coherence is not just a property of a text, but is a social relation between W&Rs based on shared knowledge.
1. since these analyses start with assumptions about function and form, the are more useful in introducing students to academic texts, or outsiders to a ny new genre, such as grant proposals, software documentation (P.55).
2. we have something to teach writers (coursework essay, university prospectus, bureaucratic report) about the complex interactions represented in texts, and such teaching may help them write considerably more readably and effectively (p.61)
October 23, 2005
Candlin, C.N. & K. Hyland. 1999. Writing: Texts, Processes and Practices. Essex: Addison Wesley Longman Limited.
texts are multidimensional constructs requiring multiple perspectives for their understanding. writing is more than the generation of text-linguistic product.
writing as text is thus not usefully seperated from writing as process and interpretation, and neither can easily be divorced from the specific local circumstances in which writing takes place nor from the broader institutional and socio-historical context which inform those particlar occasions of writing.
TEXTUAL APPROACH sees textual variation and similarity in terms of lexico-grammatical and discursice patterining, as particular genres.
INTERACTIVE APPROACH sees text as a product of interaction between writer and readers. therefore, some perspectives taken into account are:
- face (Brown and Levinson, 1987)
- implicature and the maxims of interpretation and politeness (Grice, 1975, Leech)
- mechanisms for conveying newness of information and appealing to shared knowledge (Prince, 1992)
- predictive models of discourse coherence based on schemata and scripts (Schank and Abelson, 1977, van Dijk and kintsch, 1983).
constitutes local context
SOCIAL AND INSTITUTIONAL PRACTICES sees discursive conventions as authorised and valued by social groups and, institutional sites, or discourse communities. This approach considers the overall framework of social meanings and socially based ideological schemata inscribed in its creation and interpretation.
Bhatia, V.K. "Integrating products, processes, purposes and participants in professional writing"
Bhatia differentiates between professional writing and academic writing. Academic writing is:
- often undertaken in the context of classroom
- meant to serve a given set of communicative purposes, for a specified single readership
a complex, dynamic and multifunctional activity
genre has generic integrity which is often perceived in applied genre literature in terms of typical lexico-grammatical and discourse patterns, simply because these are the most obvious surface-level linguistic features of textual genres.
Bathia (1993) generic integrity is a reflection of the form-function relationship that so often characterises a generic construct. On the one hand, this relationship between formal and functional aspects of language use reflects a specific cognitive structuring to the genre, on the other hand, it also reflects the communicative purpose(s) that the genre tends to seve.
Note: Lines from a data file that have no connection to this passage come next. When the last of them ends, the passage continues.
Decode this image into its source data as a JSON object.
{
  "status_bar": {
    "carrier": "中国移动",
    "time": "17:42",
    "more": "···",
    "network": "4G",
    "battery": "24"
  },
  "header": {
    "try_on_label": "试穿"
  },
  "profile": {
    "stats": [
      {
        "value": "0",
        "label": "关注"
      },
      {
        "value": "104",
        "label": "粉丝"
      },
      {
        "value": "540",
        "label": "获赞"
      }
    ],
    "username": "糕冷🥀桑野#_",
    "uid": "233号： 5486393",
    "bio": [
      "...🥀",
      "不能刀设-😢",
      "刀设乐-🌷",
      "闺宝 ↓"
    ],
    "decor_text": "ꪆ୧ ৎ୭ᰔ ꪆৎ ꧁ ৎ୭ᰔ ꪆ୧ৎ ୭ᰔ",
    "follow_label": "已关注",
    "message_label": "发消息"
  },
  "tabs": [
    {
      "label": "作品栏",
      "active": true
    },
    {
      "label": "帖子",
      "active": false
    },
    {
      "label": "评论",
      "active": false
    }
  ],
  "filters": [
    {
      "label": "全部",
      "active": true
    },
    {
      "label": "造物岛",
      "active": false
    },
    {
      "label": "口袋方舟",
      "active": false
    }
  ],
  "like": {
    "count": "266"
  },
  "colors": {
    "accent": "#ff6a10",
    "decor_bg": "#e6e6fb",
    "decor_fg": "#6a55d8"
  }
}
Indicators of generic integrity:
- the rhetorical context in which the genre is situated
- the communicative purpose(s)
- cognitive structure that it is meant to represent
learning to write professional genre is more like being initiated into professional or disciplinary practices than like learning to write in the academy. It is not simple a matter of learning the language, or even learning the rules of the game, it is more like acquiring rules of the game in order to be able to exploit and manipulate them to fulfil professional and disciplinary goals within well-defined and established contexts.
my general comment on Bhatia's article: i don't like the way he writes his essay. it's just too complicated and not reader-friendly. but perhaps, because I don't like the subject.
Myers, Greg. "Interaction in writing: principles and problems"
mostly sees a text as interaction between writer and reader conforming to cooperative principles, politeness.